-------- Input --------
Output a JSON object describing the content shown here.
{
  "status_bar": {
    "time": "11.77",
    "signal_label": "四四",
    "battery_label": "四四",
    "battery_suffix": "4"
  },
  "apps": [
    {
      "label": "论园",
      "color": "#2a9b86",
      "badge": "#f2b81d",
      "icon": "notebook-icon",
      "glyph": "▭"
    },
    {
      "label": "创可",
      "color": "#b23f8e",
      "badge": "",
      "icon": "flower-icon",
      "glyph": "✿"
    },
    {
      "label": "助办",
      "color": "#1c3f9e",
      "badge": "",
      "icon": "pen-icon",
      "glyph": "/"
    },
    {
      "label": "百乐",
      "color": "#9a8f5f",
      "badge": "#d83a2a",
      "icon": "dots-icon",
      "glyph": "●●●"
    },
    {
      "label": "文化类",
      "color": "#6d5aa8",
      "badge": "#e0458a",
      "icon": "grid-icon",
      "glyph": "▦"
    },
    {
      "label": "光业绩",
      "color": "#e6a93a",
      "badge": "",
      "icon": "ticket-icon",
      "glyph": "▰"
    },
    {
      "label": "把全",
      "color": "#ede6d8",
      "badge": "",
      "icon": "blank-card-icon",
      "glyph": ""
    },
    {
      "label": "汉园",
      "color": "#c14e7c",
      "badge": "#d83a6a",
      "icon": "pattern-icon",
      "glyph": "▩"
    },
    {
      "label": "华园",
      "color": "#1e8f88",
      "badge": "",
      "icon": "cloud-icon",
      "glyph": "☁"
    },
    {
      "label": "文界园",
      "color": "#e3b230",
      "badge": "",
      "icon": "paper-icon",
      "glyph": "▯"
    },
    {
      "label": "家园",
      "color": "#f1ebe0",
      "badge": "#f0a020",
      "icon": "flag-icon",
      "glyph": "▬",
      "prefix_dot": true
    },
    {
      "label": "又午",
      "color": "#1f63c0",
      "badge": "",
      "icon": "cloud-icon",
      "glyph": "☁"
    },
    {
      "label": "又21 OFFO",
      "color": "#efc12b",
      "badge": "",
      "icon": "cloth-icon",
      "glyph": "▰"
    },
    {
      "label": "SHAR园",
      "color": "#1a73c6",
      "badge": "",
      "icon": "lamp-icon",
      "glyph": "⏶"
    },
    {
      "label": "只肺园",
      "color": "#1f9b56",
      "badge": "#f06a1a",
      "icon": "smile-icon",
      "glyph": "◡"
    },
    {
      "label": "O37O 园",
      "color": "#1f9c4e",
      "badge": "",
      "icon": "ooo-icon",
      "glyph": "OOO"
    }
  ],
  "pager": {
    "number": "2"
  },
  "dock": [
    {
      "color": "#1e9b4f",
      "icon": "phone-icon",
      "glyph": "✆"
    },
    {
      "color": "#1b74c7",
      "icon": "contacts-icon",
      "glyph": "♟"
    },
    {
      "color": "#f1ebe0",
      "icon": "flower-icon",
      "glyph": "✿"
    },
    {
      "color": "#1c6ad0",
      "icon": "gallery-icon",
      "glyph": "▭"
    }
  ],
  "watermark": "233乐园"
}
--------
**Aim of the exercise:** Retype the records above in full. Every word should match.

**Answer space:**
Output a JSON object describing the content shown here.
{
  "status_bar": {
    "time": "11.77",
    "signal_label": "四四",
    "battery_label": "四四",
    "battery_suffix": "4"
  },
  "apps": [
    {
      "label": "论园",
      "color": "#2a9b86",
      "badge": "#f2b81d",
      "icon": "notebook-icon",
      "glyph": "▭"
    },
    {
      "label": "创可",
      "color": "#b23f8e",
      "badge": "",
      "icon": "flower-icon",
      "glyph": "✿"
    },
    {
      "label": "助办",
      "color": "#1c3f9e",
      "badge": "",
      "icon": "pen-icon",
      "glyph": "/"
    },
    {
      "label": "百乐",
      "color": "#9a8f5f",
      "badge": "#d83a2a",
      "icon": "dots-icon",
      "glyph": "●●●"
    },
    {
      "label": "文化类",
      "color": "#6d5aa8",
      "badge": "#e0458a",
      "icon": "grid-icon",
      "glyph": "▦"
    },
    {
      "label": "光业绩",
      "color": "#e6a93a",
      "badge": "",
      "icon": "ticket-icon",
      "glyph": "▰"
    },
    {
      "label": "把全",
      "color": "#ede6d8",
      "badge": "",
      "icon": "blank-card-icon",
      "glyph": ""
    },
    {
      "label": "汉园",
      "color": "#c14e7c",
      "badge": "#d83a6a",
      "icon": "pattern-icon",
      "glyph": "▩"
    },
    {
      "label": "华园",
      "color": "#1e8f88",
      "badge": "",
      "icon": "cloud-icon",
      "glyph": "☁"
    },
    {
      "label": "文界园",
      "color": "#e3b230",
      "badge": "",
      "icon": "paper-icon",
      "glyph": "▯"
    },
    {
      "label": "家园",
      "color": "#f1ebe0",
      "badge": "#f0a020",
      "icon": "flag-icon",
      "glyph": "▬",
      "prefix_dot": true
    },
    {
      "label": "又午",
      "color": "#1f63c0",
      "badge": "",
      "icon": "cloud-icon",
      "glyph": "☁"
    },
    {
      "label": "又21 OFFO",
      "color": "#efc12b",
      "badge": "",
      "icon": "cloth-icon",
      "glyph": "▰"
    },
    {
      "label": "SHAR园",
      "color": "#1a73c6",
      "badge": "",
      "icon": "lamp-icon",
      "glyph": "⏶"
    },
    {
      "label": "只肺园",
      "color": "#1f9b56",
      "badge": "#f06a1a",
      "icon": "smile-icon",
      "glyph": "◡"
    },
    {
      "label": "O37O 园",
      "color": "#1f9c4e",
      "badge": "",
      "icon": "ooo-icon",
      "glyph": "OOO"
    }
  ],
  "pager": {
    "number": "2"
  },
  "dock": [
    {
      "color": "#1e9b4f",
      "icon": "phone-icon",
      "glyph": "✆"
    },
    {
      "color": "#1b74c7",
      "icon": "contacts-icon",
      "glyph": "♟"
    },
    {
      "color": "#f1ebe0",
      "icon": "flower-icon",
      "glyph": "✿"
    },
    {
      "color": "#1c6ad0",
      "icon": "gallery-icon",
      "glyph": "▭"
    }
  ],
  "watermark": "233乐园"
}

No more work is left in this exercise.